A family trust also helps to avoid issues such as disputes in the will following a death of the senior family member. It is also highly beneficial in protecting personal assets in the event of a matrimonial dispute.
Family Trust and Trustees
In our modern world where the rate of divorce is quite high and lawsuit cases are increasing, preservation and protection of assets is a cause of concern for all of us. Most families would prefer to see the inheritance of their children and grandchildren develop with a sound strategy of investment and to be shielded from claims of creditors, lawsuits, and divorce.
Besides documents of estate planning and customized trusts, the asset protection strategy of a family can be enhanced by independent trustees as well as trust protector, preventing the loss of their inheritance to creditors and predators.
When families create trusts they sometimes choose a family member as the successor trustee for managing and distributing the property after other members’ deaths or if they become disabled. A member of the family can be a great choice as manage, as he or she understands the circumstances and dynamics of the family. However, the average person has little idea of asset protection strategies, taxes, investments, accounting, and the trustee’s fiduciary responsibilities.
A trustee who is a member of the family is usually inexperienced in financial, tax, and legal matters andtherefore can make mistakes, leading to personal liabilities. The funds of the trust can even be depleted and mismanaged by the trustee, resulting in family conflict that could destroy a hard-earned family legacy. For these reasons, it’s preferable to appoint an independent trustee.
Better long-term strategies may involve a trust which can constantly manage your legal, tax, asset protection, and investment purposes after your death.
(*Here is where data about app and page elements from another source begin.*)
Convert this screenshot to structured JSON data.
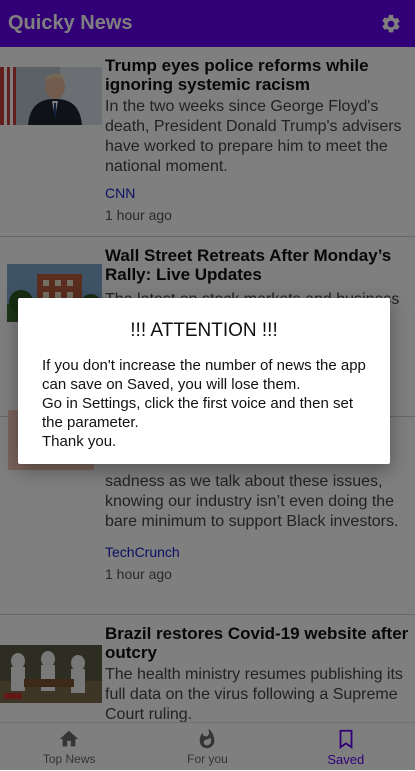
{
  "app": {
    "title": "Quicky News"
  },
  "articles": [
    {
      "title": "Trump eyes police reforms while ignoring systemic racism",
      "description": "In the two weeks since George Floyd's death, President Donald Trump's advisers have worked to prepare him to meet the national moment.",
      "source": "CNN",
      "time": "1 hour ago"
    },
    {
      "title": "Wall Street Retreats After Monday’s Rally: Live Updates",
      "description": "The latest on stock markets and business",
      "source": "",
      "time": ""
    },
    {
      "title": "",
      "description": "sadness as we talk about these issues, knowing our industry isn’t even doing the bare minimum to support Black investors.",
      "source": "TechCrunch",
      "time": "1 hour ago"
    },
    {
      "title": "Brazil restores Covid-19 website after outcry",
      "description": "The health ministry resumes publishing its full data on the virus following a Supreme Court ruling.",
      "source": "",
      "time": ""
    }
  ],
  "nav": {
    "items": [
      {
        "label": "Top News",
        "icon": "home-icon"
      },
      {
        "label": "For you",
        "icon": "flame-icon"
      },
      {
        "label": "Saved",
        "icon": "bookmark-icon"
      }
    ],
    "active": "Saved"
  },
  "dialog": {
    "title": "!!! ATTENTION !!!",
    "message": "If you don't increase the number of news the app can save on Saved, you will lose them.\nGo in Settings, click the first voice and then set the parameter.\nThank you."
  },
  "colors": {
    "primary": "#6200ee",
    "source_link": "#1a21c8"
  }
}
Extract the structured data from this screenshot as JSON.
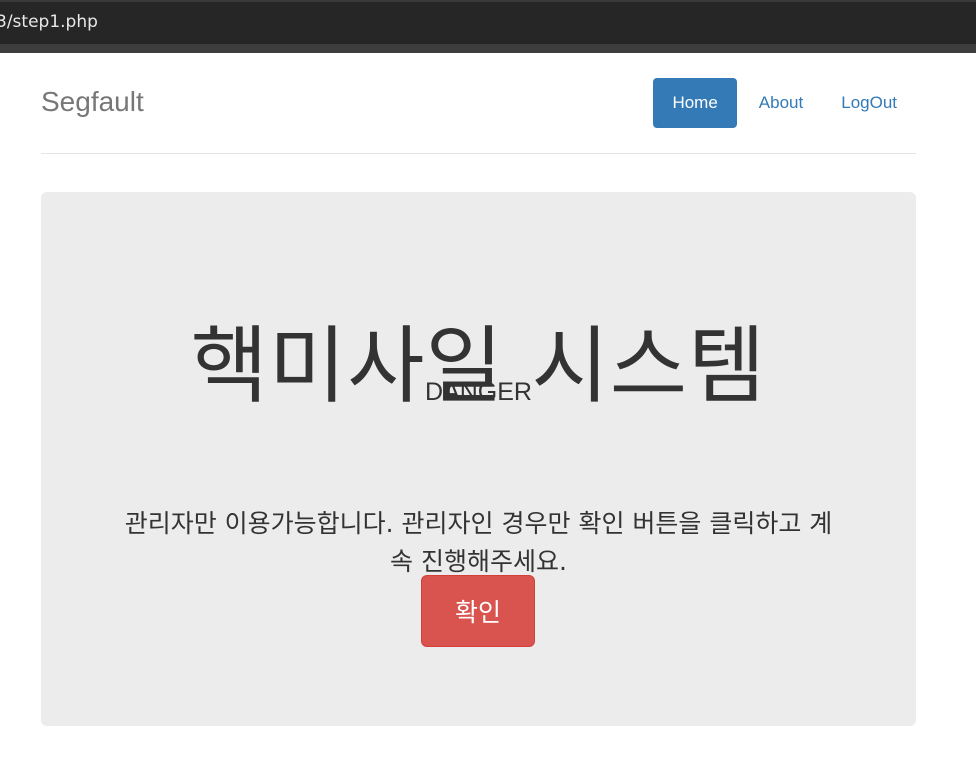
{
  "browser": {
    "address_text": "3/step1.php"
  },
  "navbar": {
    "brand": "Segfault",
    "items": [
      {
        "label": "Home",
        "active": true
      },
      {
        "label": "About",
        "active": false
      },
      {
        "label": "LogOut",
        "active": false
      }
    ]
  },
  "jumbotron": {
    "title": "핵미사일 시스템",
    "subtitle": "DANGER",
    "lead": "관리자만 이용가능합니다. 관리자인 경우만 확인 버튼을 클릭하고 계속 진행해주세요.",
    "button_label": "확인"
  },
  "colors": {
    "primary": "#337ab7",
    "danger": "#d9534f",
    "jumbotron_bg": "#ececec",
    "browser_bar": "#262626"
  }
}
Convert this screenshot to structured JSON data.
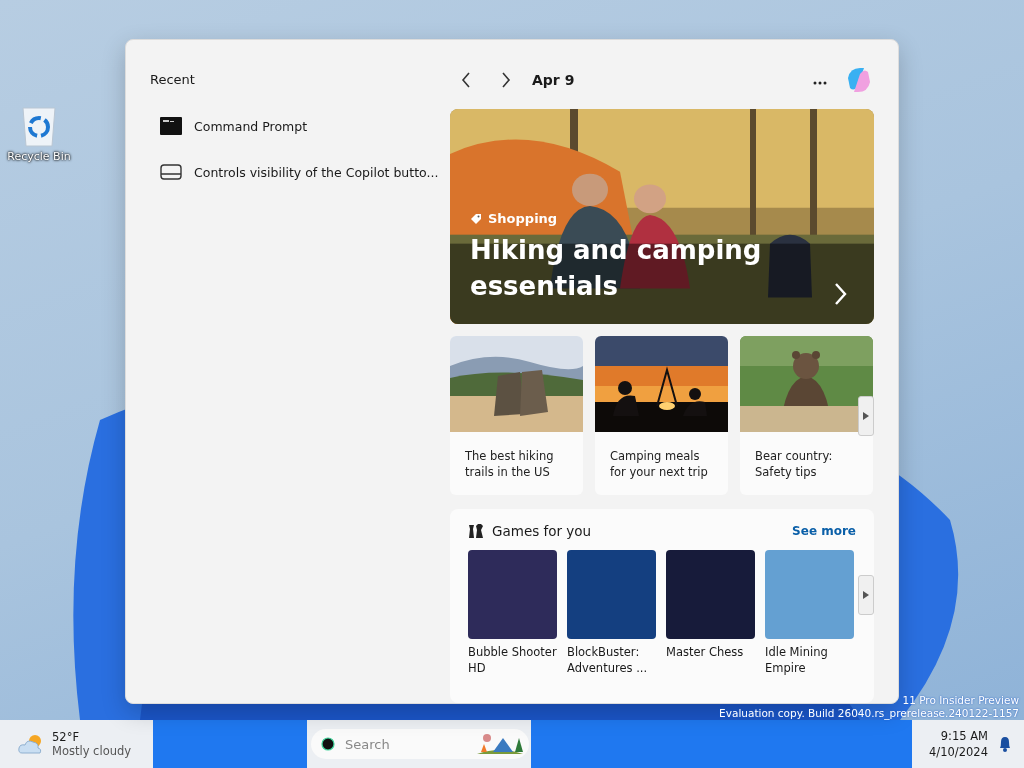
{
  "desktop": {
    "icons": [
      {
        "label": "Recycle Bin"
      }
    ],
    "watermark": [
      "11 Pro Insider Preview",
      "Evaluation copy. Build 26040.rs_prerelease.240122-1157"
    ]
  },
  "widgets": {
    "recent": {
      "title": "Recent",
      "items": [
        {
          "kind": "console",
          "label": "Command Prompt"
        },
        {
          "kind": "window",
          "label": "Controls visibility of the Copilot butto..."
        }
      ]
    },
    "header": {
      "date": "Apr 9"
    },
    "hero": {
      "category": "Shopping",
      "title": "Hiking and camping essentials"
    },
    "stories": [
      {
        "kind": "boots",
        "title": "The best hiking trails in the US"
      },
      {
        "kind": "campfire",
        "title": "Camping meals for your next trip"
      },
      {
        "kind": "bear",
        "title": "Bear country: Safety tips"
      }
    ],
    "games": {
      "title": "Games for you",
      "see_more": "See more",
      "items": [
        {
          "title": "Bubble Shooter HD",
          "color": "#2e2b5a"
        },
        {
          "title": "BlockBuster: Adventures ...",
          "color": "#143f80"
        },
        {
          "title": "Master Chess",
          "color": "#171b3a"
        },
        {
          "title": "Idle Mining Empire",
          "color": "#64a0d2"
        }
      ]
    }
  },
  "taskbar": {
    "weather": {
      "temperature": "52°F",
      "condition": "Mostly cloudy"
    },
    "search": {
      "placeholder": "Search"
    },
    "clock": {
      "time": "9:15 AM",
      "date": "4/10/2024"
    }
  }
}
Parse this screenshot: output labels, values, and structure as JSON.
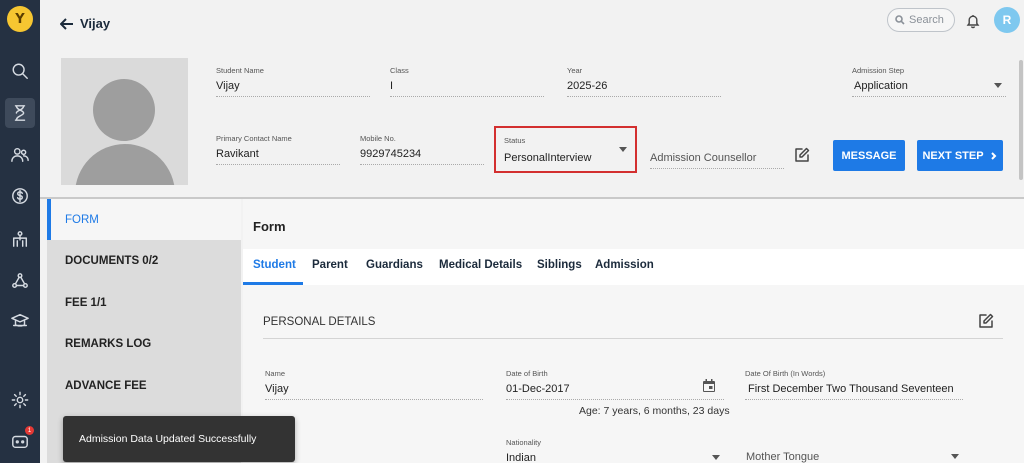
{
  "app": {
    "logo_letter": "Y"
  },
  "header": {
    "back_title": "Vijay",
    "search_placeholder": "Search",
    "avatar_initial": "R"
  },
  "student": {
    "student_name_label": "Student Name",
    "student_name": "Vijay",
    "class_label": "Class",
    "class_value": "I",
    "year_label": "Year",
    "year_value": "2025-26",
    "admission_step_label": "Admission Step",
    "admission_step_value": "Application",
    "primary_contact_label": "Primary Contact Name",
    "primary_contact_value": "Ravikant",
    "mobile_label": "Mobile No.",
    "mobile_value": "9929745234",
    "status_label": "Status",
    "status_value": "PersonalInterview",
    "counsellor_placeholder": "Admission Counsellor",
    "message_button": "MESSAGE",
    "next_step_button": "NEXT STEP"
  },
  "left_nav": {
    "items": [
      {
        "label": "FORM"
      },
      {
        "label": "DOCUMENTS 0/2"
      },
      {
        "label": "FEE 1/1"
      },
      {
        "label": "REMARKS LOG"
      },
      {
        "label": "ADVANCE FEE"
      }
    ]
  },
  "form": {
    "title": "Form",
    "tabs": [
      {
        "label": "Student"
      },
      {
        "label": "Parent"
      },
      {
        "label": "Guardians"
      },
      {
        "label": "Medical Details"
      },
      {
        "label": "Siblings"
      },
      {
        "label": "Admission"
      }
    ],
    "section_title": "PERSONAL DETAILS",
    "name_label": "Name",
    "name_value": "Vijay",
    "dob_label": "Date of Birth",
    "dob_value": "01-Dec-2017",
    "dob_words_label": "Date Of Birth (In Words)",
    "dob_words_value": "First December  Two Thousand Seventeen",
    "age_text": "Age: 7 years, 6 months, 23 days",
    "nationality_label": "Nationality",
    "nationality_value": "Indian",
    "mother_tongue_placeholder": "Mother Tongue"
  },
  "toast": {
    "message": "Admission Data Updated Successfully"
  },
  "colors": {
    "rail": "#253142",
    "accent": "#1e7ae6",
    "highlight_border": "#d32f2f"
  },
  "rail_badge": "1"
}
This approach can provide your children and future generations with significant benefits. The trust’s assets are less vulnerable to the creditors of future generations.
An independent trustee is responsible for maximizing asset protection for your heirs. In the absence of an independent trustee, the property of a trust can be exposed to creditors, lawsuits, divorce, and bankruptcy. If you wish to secure an inheritance, consider employing an independent trustee.